### WORK INSTRUCTIONS
Omit the pictures, then write out every entry exactly as it reads.

[Data entries]

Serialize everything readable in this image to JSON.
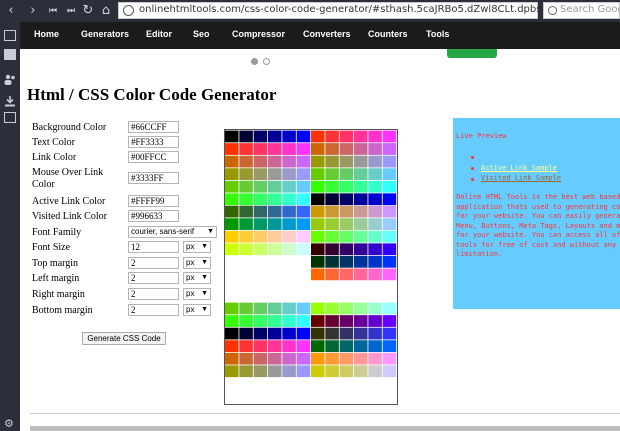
{
  "browser": {
    "url": "onlinehtmltools.com/css-color-code-generator/#sthash.5caJRBo5.dZwl8CLt.dpbs",
    "search_placeholder": "Search Google",
    "nav_icons": [
      "chevron-left-icon",
      "chevron-right-icon",
      "skip-back-icon",
      "skip-forward-icon",
      "reload-icon",
      "home-icon"
    ]
  },
  "sidebar": {
    "icons": [
      "window-icon",
      "mail-icon",
      "people-icon",
      "download-icon",
      "notes-icon",
      "gear-icon"
    ]
  },
  "site_nav": {
    "items": [
      "Home",
      "Generators",
      "Editor",
      "Seo",
      "Compressor",
      "Converters",
      "Counters",
      "Tools"
    ]
  },
  "page": {
    "title": "Html / CSS Color Code Generator"
  },
  "form": {
    "rows": [
      {
        "label": "Background Color",
        "value": "#66CCFF"
      },
      {
        "label": "Text Color",
        "value": "#FF3333"
      },
      {
        "label": "Link Color",
        "value": "#00FFCC"
      },
      {
        "label": "Mouse Over Link Color",
        "value": "#3333FF"
      },
      {
        "label": "Active Link Color",
        "value": "#FFFF99"
      },
      {
        "label": "Visited Link Color",
        "value": "#996633"
      }
    ],
    "font_family_label": "Font Family",
    "font_family_value": "courier, sans-serif",
    "size_rows": [
      {
        "label": "Font Size",
        "value": "12",
        "unit": "px"
      },
      {
        "label": "Top margin",
        "value": "2",
        "unit": "px"
      },
      {
        "label": "Left margin",
        "value": "2",
        "unit": "px"
      },
      {
        "label": "Right margin",
        "value": "2",
        "unit": "px"
      },
      {
        "label": "Bottom margin",
        "value": "2",
        "unit": "px"
      }
    ],
    "generate_label": "Generate CSS Code"
  },
  "preview": {
    "title": "Live Preview",
    "active_link": "Active Link Sample",
    "visited_link": "Visited Link Sample",
    "body": "Online HTML Tools is the best web based application thats used to generating codes for your website. You can easily generate Menu, Buttons, Meta Tags, Layouts and more for your website. You can access all of our tools for free of cost and without any limitation.",
    "bg_color": "#66ccff",
    "text_color": "#ff3333",
    "active_color": "#ffff99",
    "visited_color": "#996633"
  },
  "colors": {
    "browser_chrome": "#2b2f3a",
    "site_nav_bg": "#1b1b1b",
    "accent_green": "#27a844"
  }
}
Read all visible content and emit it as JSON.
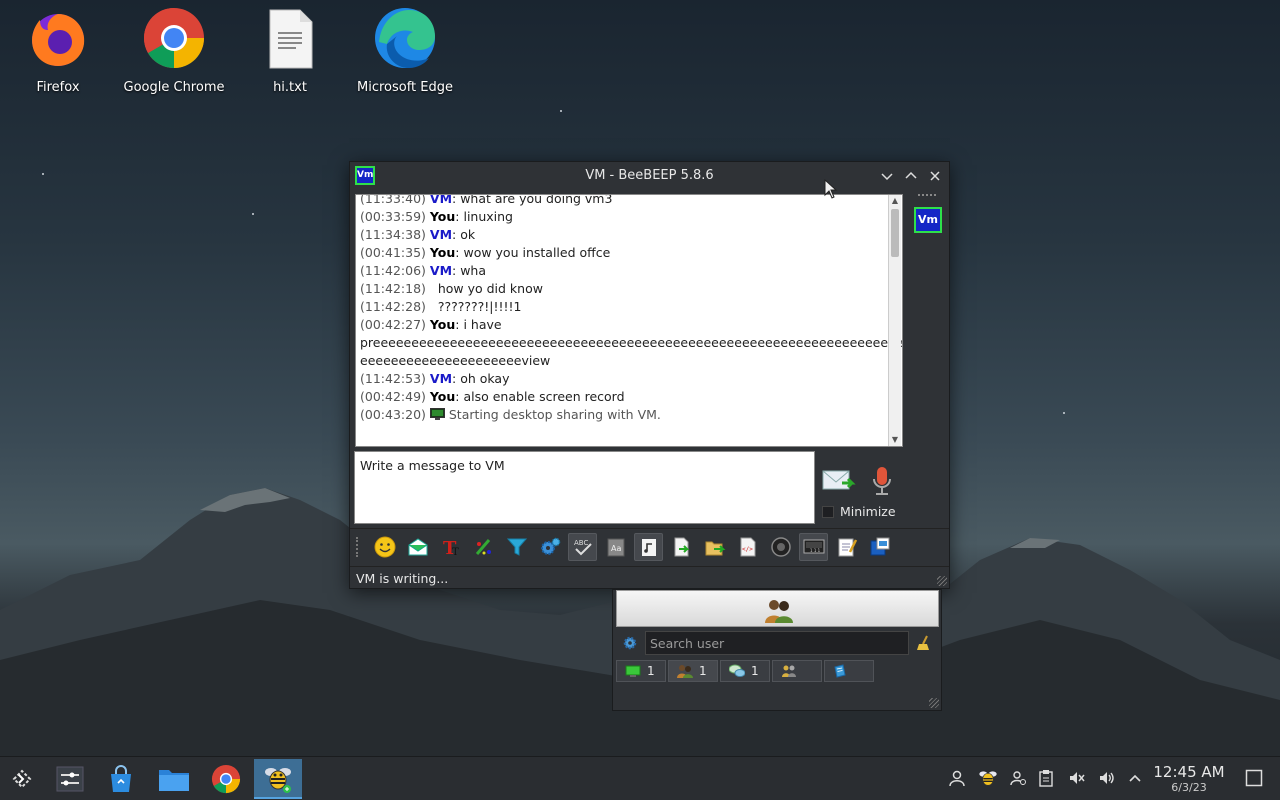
{
  "desktop": {
    "icons": [
      {
        "label": "Firefox"
      },
      {
        "label": "Google Chrome"
      },
      {
        "label": "hi.txt"
      },
      {
        "label": "Microsoft Edge"
      }
    ]
  },
  "chat_window": {
    "title": "VM - BeeBEEP 5.8.6",
    "badge": "Vm",
    "messages": [
      {
        "ts": "(11:33:40)",
        "sender": "VM",
        "text": "what are you doing vm3"
      },
      {
        "ts": "(00:33:59)",
        "sender": "You",
        "text": "linuxing"
      },
      {
        "ts": "(11:34:38)",
        "sender": "VM",
        "text": "ok"
      },
      {
        "ts": "(00:41:35)",
        "sender": "You",
        "text": "wow you installed offce"
      },
      {
        "ts": "(11:42:06)",
        "sender": "VM",
        "text": "wha"
      },
      {
        "ts": "(11:42:18)",
        "sender": "",
        "text": "how yo did know"
      },
      {
        "ts": "(11:42:28)",
        "sender": "",
        "text": "???????!|!!!!1"
      },
      {
        "ts": "(00:42:27)",
        "sender": "You",
        "text": "i have"
      },
      {
        "ts": "",
        "sender": "",
        "text": "preeeeeeeeeeeeeeeeeeeeeeeeeeeeeeeeeeeeeeeeeeeeeeeeeeeeeeeeeeeeeeeeeeeeeeeeee"
      },
      {
        "ts": "",
        "sender": "",
        "text": "eeeeeeeeeeeeeeeeeeeeeview"
      },
      {
        "ts": "(11:42:53)",
        "sender": "VM",
        "text": "oh okay"
      },
      {
        "ts": "(00:42:49)",
        "sender": "You",
        "text": "also enable screen record"
      },
      {
        "ts": "(00:43:20)",
        "sender": "",
        "text": "Starting desktop sharing with VM."
      }
    ],
    "input_placeholder": "Write a message to VM",
    "minimize_label": "Minimize",
    "status": "VM is writing...",
    "sidebar_badge": "Vm"
  },
  "users_window": {
    "search_placeholder": "Search user",
    "tabs": [
      {
        "count": "1"
      },
      {
        "count": "1"
      },
      {
        "count": "1"
      },
      {
        "count": ""
      },
      {
        "count": ""
      }
    ]
  },
  "taskbar": {
    "time": "12:45 AM",
    "date": "6/3/23"
  },
  "colors": {
    "accent": "#1526c6",
    "badge_border": "#2ee04a",
    "vm_name": "#1a1ac8"
  }
}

### ANSWER SECTION
Serialize everything readable in this image to JSON.
{
  "browser": {
    "url": "onlinehtmltools.com/css-color-code-generator/#sthash.5caJRBo5.dZwl8CLt.dpbs",
    "search_placeholder": "Search Google",
    "nav_icons": [
      "chevron-left-icon",
      "chevron-right-icon",
      "skip-back-icon",
      "skip-forward-icon",
      "reload-icon",
      "home-icon"
    ]
  },
  "sidebar": {
    "icons": [
      "window-icon",
      "mail-icon",
      "people-icon",
      "download-icon",
      "notes-icon",
      "gear-icon"
    ]
  },
  "site_nav": {
    "items": [
      "Home",
      "Generators",
      "Editor",
      "Seo",
      "Compressor",
      "Converters",
      "Counters",
      "Tools"
    ]
  },
  "page": {
    "title": "Html / CSS Color Code Generator"
  },
  "form": {
    "rows": [
      {
        "label": "Background Color",
        "value": "#66CCFF"
      },
      {
        "label": "Text Color",
        "value": "#FF3333"
      },
      {
        "label": "Link Color",
        "value": "#00FFCC"
      },
      {
        "label": "Mouse Over Link Color",
        "value": "#3333FF"
      },
      {
        "label": "Active Link Color",
        "value": "#FFFF99"
      },
      {
        "label": "Visited Link Color",
        "value": "#996633"
      }
    ],
    "font_family_label": "Font Family",
    "font_family_value": "courier, sans-serif",
    "size_rows": [
      {
        "label": "Font Size",
        "value": "12",
        "unit": "px"
      },
      {
        "label": "Top margin",
        "value": "2",
        "unit": "px"
      },
      {
        "label": "Left margin",
        "value": "2",
        "unit": "px"
      },
      {
        "label": "Right margin",
        "value": "2",
        "unit": "px"
      },
      {
        "label": "Bottom margin",
        "value": "2",
        "unit": "px"
      }
    ],
    "generate_label": "Generate CSS Code"
  },
  "preview": {
    "title": "Live Preview",
    "active_link": "Active Link Sample",
    "visited_link": "Visited Link Sample",
    "body": "Online HTML Tools is the best web based application thats used to generating codes for your website. You can easily generate Menu, Buttons, Meta Tags, Layouts and more for your website. You can access all of our tools for free of cost and without any limitation.",
    "bg_color": "#66ccff",
    "text_color": "#ff3333",
    "active_color": "#ffff99",
    "visited_color": "#996633"
  },
  "colors": {
    "browser_chrome": "#2b2f3a",
    "site_nav_bg": "#1b1b1b",
    "accent_green": "#27a844"
  }
}
Read all visible content and emit it as JSON.
{
  "desktop": {
    "icons": [
      {
        "label": "Firefox"
      },
      {
        "label": "Google Chrome"
      },
      {
        "label": "hi.txt"
      },
      {
        "label": "Microsoft Edge"
      }
    ]
  },
  "chat_window": {
    "title": "VM - BeeBEEP 5.8.6",
    "badge": "Vm",
    "messages": [
      {
        "ts": "(11:33:40)",
        "sender": "VM",
        "text": "what are you doing vm3"
      },
      {
        "ts": "(00:33:59)",
        "sender": "You",
        "text": "linuxing"
      },
      {
        "ts": "(11:34:38)",
        "sender": "VM",
        "text": "ok"
      },
      {
        "ts": "(00:41:35)",
        "sender": "You",
        "text": "wow you installed offce"
      },
      {
        "ts": "(11:42:06)",
        "sender": "VM",
        "text": "wha"
      },
      {
        "ts": "(11:42:18)",
        "sender": "",
        "text": "how yo did know"
      },
      {
        "ts": "(11:42:28)",
        "sender": "",
        "text": "???????!|!!!!1"
      },
      {
        "ts": "(00:42:27)",
        "sender": "You",
        "text": "i have"
      },
      {
        "ts": "",
        "sender": "",
        "text": "preeeeeeeeeeeeeeeeeeeeeeeeeeeeeeeeeeeeeeeeeeeeeeeeeeeeeeeeeeeeeeeeeeeeeeeeee"
      },
      {
        "ts": "",
        "sender": "",
        "text": "eeeeeeeeeeeeeeeeeeeeeview"
      },
      {
        "ts": "(11:42:53)",
        "sender": "VM",
        "text": "oh okay"
      },
      {
        "ts": "(00:42:49)",
        "sender": "You",
        "text": "also enable screen record"
      },
      {
        "ts": "(00:43:20)",
        "sender": "",
        "text": "Starting desktop sharing with VM."
      }
    ],
    "input_placeholder": "Write a message to VM",
    "minimize_label": "Minimize",
    "status": "VM is writing...",
    "sidebar_badge": "Vm"
  },
  "users_window": {
    "search_placeholder": "Search user",
    "tabs": [
      {
        "count": "1"
      },
      {
        "count": "1"
      },
      {
        "count": "1"
      },
      {
        "count": ""
      },
      {
        "count": ""
      }
    ]
  },
  "taskbar": {
    "time": "12:45 AM",
    "date": "6/3/23"
  },
  "colors": {
    "accent": "#1526c6",
    "badge_border": "#2ee04a",
    "vm_name": "#1a1ac8"
  }
}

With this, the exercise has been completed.